The next big activity was game capture. Due to the fencing around the Marakele National Park, the populations of some mammal species need to be managed to a certain extent. There is definitely an overpopulation of impala, zebra and wildebeest in our reserve. Before they completely overgraze and overbrowse the bush and damage the veld, Marataba conservation employs a private game-capture company to come and take some of them out of our park and transport them to different game reserves and national parks. This provides capital for the park and in some instances our animals will be traded for other species, which are struggling in our area.

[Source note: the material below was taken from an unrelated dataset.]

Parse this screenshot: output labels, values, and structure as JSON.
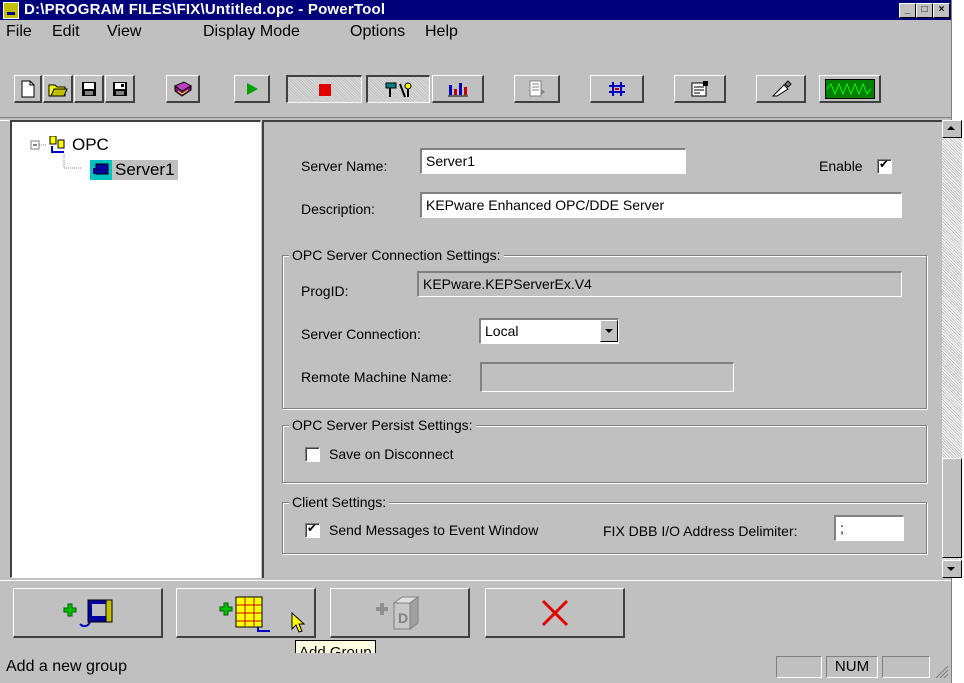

Enormous trucks and trailers were at the site of the game capture when we arrived in the morning and a big boma-like structure had been constructed. I couldn’t fully picture how the process was going to work. When the wind conditions were perfect the chopper took off and went looking for small herds of animals to shepherd into the boma. The boma is basically in the shape of a large funnel, which narrows into a channel and eventually leads into the large trailer of a truck. Before I honestly knew what was going on I had been unceremoniously pushed into the boma (quite close to the trailer) beside a curtain. The whole boma is sectioned off by curtains, which are to be drawn closed so that the animals have no option but to move into the trailer of the truck.
Very soon the helicopter let off a long siren, which was the signal that the first zebra were in the boma and the first curtain had been closed. I was standing by the last curtain with one of the members of the conservation team. We pushed ourselves into the boma canvas and soon a small group of zebra ran past us at less than 3 meters. We quickly closed the curtain. Some of the zebra stopped right there and then and thought about coming back in our direction. A slap on the canvass-wall of the boma and the zebra rather reluctantly moved them into the trailer. We repeated this process twice more before giving up for the day as the wind had changed and the animals would no longer move into the boma as they would catch our scent too soon.
The next day we continued, this time with impala, in a different location. While the zebra can deliver a nasty kick they usually move into the trailer without much hesitation. With the first group of impala this was not at all the case. This time round I was positioned on the trailer that the impala would be running into and could watch the whole capture process unfold. It took the helicopter about an hour before he had a herd of close to thirty animals in the boma. Yet once inside the curtains the impalas realised they were trapped and started attempting to escape. They are incredibly agile animals and one of them almost managed to clear the boma wall, which is close to 3 meters in height. It took a lot more ‘convincing’ from the capture team to get the animals into the trailer. Some of impala literally jumped into the arms of the capture team. It all went reasonably smoothly though and when the impala were in the trailer the rams were singled out and pipes were put on their horns so they couldn’t injure any of the others. The impala were then sorted depending on which park they would be brought to.
In total the game capture team took close to 400 impala and 100 zebra as well as a few wildebeest out of the park. In about four days. Those numbers may seem like a lot but the impala population can grow by as much as 35% in a year with the zebra and wildebeest growth not far off. The numbers will have more than recovered within the year.
Witnessing the whole process was incredibly interesting, if not always easy to watch. Naturally there were one or two casualties during the capture but I kept telling myself that this was all for the greater good. My hat off to Castor and the game capture team.
I also took the landowners on a couple of safaris, while they were here and we were lucky enough to see an elephant from the air, a lioness swim across a river and a leopard feeding on an impala in a tree in the pouring rain. Hopefully they come back soon!
Prior to working at Marataba Safari Lodge Jomi attended the professional safari guide course.